* WHAT YOU ARE ASKED TO DO *
All the entries that follow are to be returned exactly.

RECORDS SHOWN START

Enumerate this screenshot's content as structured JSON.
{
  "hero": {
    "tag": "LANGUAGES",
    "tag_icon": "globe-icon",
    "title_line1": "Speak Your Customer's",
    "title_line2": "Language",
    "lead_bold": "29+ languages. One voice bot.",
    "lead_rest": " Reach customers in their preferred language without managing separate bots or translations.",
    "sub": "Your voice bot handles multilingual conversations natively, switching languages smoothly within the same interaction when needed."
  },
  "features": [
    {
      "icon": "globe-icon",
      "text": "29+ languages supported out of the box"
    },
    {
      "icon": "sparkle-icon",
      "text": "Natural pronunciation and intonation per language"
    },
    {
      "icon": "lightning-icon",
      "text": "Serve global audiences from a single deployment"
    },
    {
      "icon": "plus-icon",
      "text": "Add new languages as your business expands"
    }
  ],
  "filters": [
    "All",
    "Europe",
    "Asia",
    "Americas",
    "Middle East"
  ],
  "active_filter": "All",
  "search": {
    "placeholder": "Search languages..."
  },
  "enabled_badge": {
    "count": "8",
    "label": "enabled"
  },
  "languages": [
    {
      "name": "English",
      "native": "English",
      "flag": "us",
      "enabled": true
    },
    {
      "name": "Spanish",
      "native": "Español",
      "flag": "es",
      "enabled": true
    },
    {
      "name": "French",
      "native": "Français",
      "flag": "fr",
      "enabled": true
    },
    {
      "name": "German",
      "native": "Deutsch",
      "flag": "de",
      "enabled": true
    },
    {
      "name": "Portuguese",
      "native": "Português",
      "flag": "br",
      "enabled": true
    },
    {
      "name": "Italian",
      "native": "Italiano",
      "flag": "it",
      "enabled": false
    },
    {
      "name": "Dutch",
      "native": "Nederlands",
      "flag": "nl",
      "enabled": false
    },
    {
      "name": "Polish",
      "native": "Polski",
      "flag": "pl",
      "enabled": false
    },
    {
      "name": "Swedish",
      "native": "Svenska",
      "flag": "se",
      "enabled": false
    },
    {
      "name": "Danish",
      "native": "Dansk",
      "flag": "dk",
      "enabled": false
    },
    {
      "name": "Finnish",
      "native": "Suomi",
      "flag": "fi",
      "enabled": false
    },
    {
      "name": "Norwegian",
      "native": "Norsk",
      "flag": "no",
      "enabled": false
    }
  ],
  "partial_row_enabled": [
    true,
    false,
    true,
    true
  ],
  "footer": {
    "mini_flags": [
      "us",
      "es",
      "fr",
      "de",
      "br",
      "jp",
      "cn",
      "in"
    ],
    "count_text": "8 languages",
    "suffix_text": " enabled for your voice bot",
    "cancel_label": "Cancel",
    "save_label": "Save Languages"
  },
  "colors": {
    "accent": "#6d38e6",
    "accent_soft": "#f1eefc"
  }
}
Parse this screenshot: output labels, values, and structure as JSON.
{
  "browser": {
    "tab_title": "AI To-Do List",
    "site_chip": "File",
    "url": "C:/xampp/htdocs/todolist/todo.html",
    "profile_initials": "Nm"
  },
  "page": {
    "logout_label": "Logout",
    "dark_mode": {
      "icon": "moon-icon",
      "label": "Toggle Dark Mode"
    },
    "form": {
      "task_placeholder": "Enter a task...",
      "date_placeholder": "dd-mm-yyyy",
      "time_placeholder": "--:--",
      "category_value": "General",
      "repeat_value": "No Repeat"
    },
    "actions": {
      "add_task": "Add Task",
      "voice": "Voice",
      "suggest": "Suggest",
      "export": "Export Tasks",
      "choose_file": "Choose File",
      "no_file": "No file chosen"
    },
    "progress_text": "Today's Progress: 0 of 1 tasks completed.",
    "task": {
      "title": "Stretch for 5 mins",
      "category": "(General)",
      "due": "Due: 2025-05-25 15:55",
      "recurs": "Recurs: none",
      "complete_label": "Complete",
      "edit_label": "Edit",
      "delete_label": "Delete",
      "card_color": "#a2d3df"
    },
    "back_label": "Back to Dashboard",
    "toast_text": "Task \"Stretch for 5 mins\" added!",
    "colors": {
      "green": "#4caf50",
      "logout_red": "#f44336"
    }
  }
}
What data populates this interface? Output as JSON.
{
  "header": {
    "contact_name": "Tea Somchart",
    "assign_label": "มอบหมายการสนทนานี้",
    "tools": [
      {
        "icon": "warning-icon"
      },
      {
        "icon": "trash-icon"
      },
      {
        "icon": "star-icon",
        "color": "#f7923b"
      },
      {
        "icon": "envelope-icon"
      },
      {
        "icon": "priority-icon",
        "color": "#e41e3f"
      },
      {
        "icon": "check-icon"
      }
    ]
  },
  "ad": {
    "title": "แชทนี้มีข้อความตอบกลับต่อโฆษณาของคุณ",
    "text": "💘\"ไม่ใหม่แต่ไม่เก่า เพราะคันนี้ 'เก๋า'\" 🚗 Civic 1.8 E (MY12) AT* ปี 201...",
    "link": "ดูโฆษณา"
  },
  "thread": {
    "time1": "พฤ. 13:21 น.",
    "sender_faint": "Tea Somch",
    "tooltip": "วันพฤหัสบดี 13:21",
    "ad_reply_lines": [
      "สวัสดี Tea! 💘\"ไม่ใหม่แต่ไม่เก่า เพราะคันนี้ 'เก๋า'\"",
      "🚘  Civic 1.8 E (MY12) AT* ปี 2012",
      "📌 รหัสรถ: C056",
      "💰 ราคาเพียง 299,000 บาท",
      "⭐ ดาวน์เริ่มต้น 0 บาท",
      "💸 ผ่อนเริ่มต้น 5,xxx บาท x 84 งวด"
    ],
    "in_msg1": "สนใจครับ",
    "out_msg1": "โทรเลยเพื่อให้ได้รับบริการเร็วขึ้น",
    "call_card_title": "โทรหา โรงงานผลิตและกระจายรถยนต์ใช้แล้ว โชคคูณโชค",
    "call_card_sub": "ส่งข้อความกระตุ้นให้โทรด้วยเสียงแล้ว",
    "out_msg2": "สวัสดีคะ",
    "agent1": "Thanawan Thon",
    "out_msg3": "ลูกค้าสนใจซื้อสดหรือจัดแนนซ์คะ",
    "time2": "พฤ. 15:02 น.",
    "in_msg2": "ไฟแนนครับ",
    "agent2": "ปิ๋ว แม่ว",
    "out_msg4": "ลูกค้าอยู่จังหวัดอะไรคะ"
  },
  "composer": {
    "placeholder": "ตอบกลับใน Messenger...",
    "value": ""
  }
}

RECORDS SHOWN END

* YOUR RESPONSE *
Enumerate this screenshot's content as structured JSON.
{
  "hero": {
    "tag": "LANGUAGES",
    "tag_icon": "globe-icon",
    "title_line1": "Speak Your Customer's",
    "title_line2": "Language",
    "lead_bold": "29+ languages. One voice bot.",
    "lead_rest": " Reach customers in their preferred language without managing separate bots or translations.",
    "sub": "Your voice bot handles multilingual conversations natively, switching languages smoothly within the same interaction when needed."
  },
  "features": [
    {
      "icon": "globe-icon",
      "text": "29+ languages supported out of the box"
    },
    {
      "icon": "sparkle-icon",
      "text": "Natural pronunciation and intonation per language"
    },
    {
      "icon": "lightning-icon",
      "text": "Serve global audiences from a single deployment"
    },
    {
      "icon": "plus-icon",
      "text": "Add new languages as your business expands"
    }
  ],
  "filters": [
    "All",
    "Europe",
    "Asia",
    "Americas",
    "Middle East"
  ],
  "active_filter": "All",
  "search": {
    "placeholder": "Search languages..."
  },
  "enabled_badge": {
    "count": "8",
    "label": "enabled"
  },
  "languages": [
    {
      "name": "English",
      "native": "English",
      "flag": "us",
      "enabled": true
    },
    {
      "name": "Spanish",
      "native": "Español",
      "flag": "es",
      "enabled": true
    },
    {
      "name": "French",
      "native": "Français",
      "flag": "fr",
      "enabled": true
    },
    {
      "name": "German",
      "native": "Deutsch",
      "flag": "de",
      "enabled": true
    },
    {
      "name": "Portuguese",
      "native": "Português",
      "flag": "br",
      "enabled": true
    },
    {
      "name": "Italian",
      "native": "Italiano",
      "flag": "it",
      "enabled": false
    },
    {
      "name": "Dutch",
      "native": "Nederlands",
      "flag": "nl",
      "enabled": false
    },
    {
      "name": "Polish",
      "native": "Polski",
      "flag": "pl",
      "enabled": false
    },
    {
      "name": "Swedish",
      "native": "Svenska",
      "flag": "se",
      "enabled": false
    },
    {
      "name": "Danish",
      "native": "Dansk",
      "flag": "dk",
      "enabled": false
    },
    {
      "name": "Finnish",
      "native": "Suomi",
      "flag": "fi",
      "enabled": false
    },
    {
      "name": "Norwegian",
      "native": "Norsk",
      "flag": "no",
      "enabled": false
    }
  ],
  "partial_row_enabled": [
    true,
    false,
    true,
    true
  ],
  "footer": {
    "mini_flags": [
      "us",
      "es",
      "fr",
      "de",
      "br",
      "jp",
      "cn",
      "in"
    ],
    "count_text": "8 languages",
    "suffix_text": " enabled for your voice bot",
    "cancel_label": "Cancel",
    "save_label": "Save Languages"
  },
  "colors": {
    "accent": "#6d38e6",
    "accent_soft": "#f1eefc"
  }
}
Parse this screenshot: output labels, values, and structure as JSON.
{
  "browser": {
    "tab_title": "AI To-Do List",
    "site_chip": "File",
    "url": "C:/xampp/htdocs/todolist/todo.html",
    "profile_initials": "Nm"
  },
  "page": {
    "logout_label": "Logout",
    "dark_mode": {
      "icon": "moon-icon",
      "label": "Toggle Dark Mode"
    },
    "form": {
      "task_placeholder": "Enter a task...",
      "date_placeholder": "dd-mm-yyyy",
      "time_placeholder": "--:--",
      "category_value": "General",
      "repeat_value": "No Repeat"
    },
    "actions": {
      "add_task": "Add Task",
      "voice": "Voice",
      "suggest": "Suggest",
      "export": "Export Tasks",
      "choose_file": "Choose File",
      "no_file": "No file chosen"
    },
    "progress_text": "Today's Progress: 0 of 1 tasks completed.",
    "task": {
      "title": "Stretch for 5 mins",
      "category": "(General)",
      "due": "Due: 2025-05-25 15:55",
      "recurs": "Recurs: none",
      "complete_label": "Complete",
      "edit_label": "Edit",
      "delete_label": "Delete",
      "card_color": "#a2d3df"
    },
    "back_label": "Back to Dashboard",
    "toast_text": "Task \"Stretch for 5 mins\" added!",
    "colors": {
      "green": "#4caf50",
      "logout_red": "#f44336"
    }
  }
}
What data populates this interface? Output as JSON.
{
  "header": {
    "contact_name": "Tea Somchart",
    "assign_label": "มอบหมายการสนทนานี้",
    "tools": [
      {
        "icon": "warning-icon"
      },
      {
        "icon": "trash-icon"
      },
      {
        "icon": "star-icon",
        "color": "#f7923b"
      },
      {
        "icon": "envelope-icon"
      },
      {
        "icon": "priority-icon",
        "color": "#e41e3f"
      },
      {
        "icon": "check-icon"
      }
    ]
  },
  "ad": {
    "title": "แชทนี้มีข้อความตอบกลับต่อโฆษณาของคุณ",
    "text": "💘\"ไม่ใหม่แต่ไม่เก่า เพราะคันนี้ 'เก๋า'\" 🚗 Civic 1.8 E (MY12) AT* ปี 201...",
    "link": "ดูโฆษณา"
  },
  "thread": {
    "time1": "พฤ. 13:21 น.",
    "sender_faint": "Tea Somch",
    "tooltip": "วันพฤหัสบดี 13:21",
    "ad_reply_lines": [
      "สวัสดี Tea! 💘\"ไม่ใหม่แต่ไม่เก่า เพราะคันนี้ 'เก๋า'\"",
      "🚘  Civic 1.8 E (MY12) AT* ปี 2012",
      "📌 รหัสรถ: C056",
      "💰 ราคาเพียง 299,000 บาท",
      "⭐ ดาวน์เริ่มต้น 0 บาท",
      "💸 ผ่อนเริ่มต้น 5,xxx บาท x 84 งวด"
    ],
    "in_msg1": "สนใจครับ",
    "out_msg1": "โทรเลยเพื่อให้ได้รับบริการเร็วขึ้น",
    "call_card_title": "โทรหา โรงงานผลิตและกระจายรถยนต์ใช้แล้ว โชคคูณโชค",
    "call_card_sub": "ส่งข้อความกระตุ้นให้โทรด้วยเสียงแล้ว",
    "out_msg2": "สวัสดีคะ",
    "agent1": "Thanawan Thon",
    "out_msg3": "ลูกค้าสนใจซื้อสดหรือจัดแนนซ์คะ",
    "time2": "พฤ. 15:02 น.",
    "in_msg2": "ไฟแนนครับ",
    "agent2": "ปิ๋ว แม่ว",
    "out_msg4": "ลูกค้าอยู่จังหวัดอะไรคะ"
  },
  "composer": {
    "placeholder": "ตอบกลับใน Messenger...",
    "value": ""
  }
}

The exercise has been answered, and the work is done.